Zoia Lebedeva has developed a unique technique for weaving tapestries from plants and grasses, which she terms ‘flortextile’. In their fragile and impermanent qualities, these organic pieces defy conventional artwork logic, bridging contemporary art with vernacular folk culture and ancestral sacred rituals. Born in a village in Udmurtia, Lebedeva received training in textile crafts. In the 1990s, she began creating her flortextiles utilizing various species like wormwood, mint, sweet clover, oregano, yarrow, tansy, goldenrod, and other herbs. Treating plants as sacred entities, she conceived special weaving rites and rituals. Lebedeva has always been fascinated by the metaphor of textile as language and text, and at the age of 63 she enrolled at Tartu University to pursue studies in Slavic philology. For the exhibition, the artist weaved six herbal tapestries, bringing their haptic and olfactory qualities into dialogue with the concrete modernist interiors of HKW’s building.

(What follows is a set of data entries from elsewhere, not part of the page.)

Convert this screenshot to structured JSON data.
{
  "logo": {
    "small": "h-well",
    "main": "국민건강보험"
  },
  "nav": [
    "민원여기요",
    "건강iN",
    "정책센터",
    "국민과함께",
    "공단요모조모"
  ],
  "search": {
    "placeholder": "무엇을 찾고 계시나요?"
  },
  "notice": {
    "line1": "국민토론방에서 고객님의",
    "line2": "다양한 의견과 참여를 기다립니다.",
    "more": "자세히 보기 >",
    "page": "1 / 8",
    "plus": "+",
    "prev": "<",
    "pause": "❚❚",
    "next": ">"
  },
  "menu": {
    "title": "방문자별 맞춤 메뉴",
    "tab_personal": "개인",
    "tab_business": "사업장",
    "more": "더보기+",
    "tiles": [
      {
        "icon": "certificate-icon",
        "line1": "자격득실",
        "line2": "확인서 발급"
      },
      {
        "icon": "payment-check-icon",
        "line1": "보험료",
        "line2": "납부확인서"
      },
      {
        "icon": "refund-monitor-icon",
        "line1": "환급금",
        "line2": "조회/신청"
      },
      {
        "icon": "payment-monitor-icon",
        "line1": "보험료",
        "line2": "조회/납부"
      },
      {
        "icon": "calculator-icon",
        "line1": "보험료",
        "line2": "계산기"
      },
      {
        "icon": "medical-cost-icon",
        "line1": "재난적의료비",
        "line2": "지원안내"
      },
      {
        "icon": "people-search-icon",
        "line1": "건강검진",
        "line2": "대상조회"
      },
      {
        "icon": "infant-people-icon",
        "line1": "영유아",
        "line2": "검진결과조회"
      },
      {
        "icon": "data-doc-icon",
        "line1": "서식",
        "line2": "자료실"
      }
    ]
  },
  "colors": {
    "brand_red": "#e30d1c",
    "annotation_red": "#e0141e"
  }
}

Work in the exhibition: трава-foreva (herbs foreva) / шесть точек зрения (eight points of view) (2023), 6 woven herb carpets, 50 × 450 cm each. Courtesy of the artist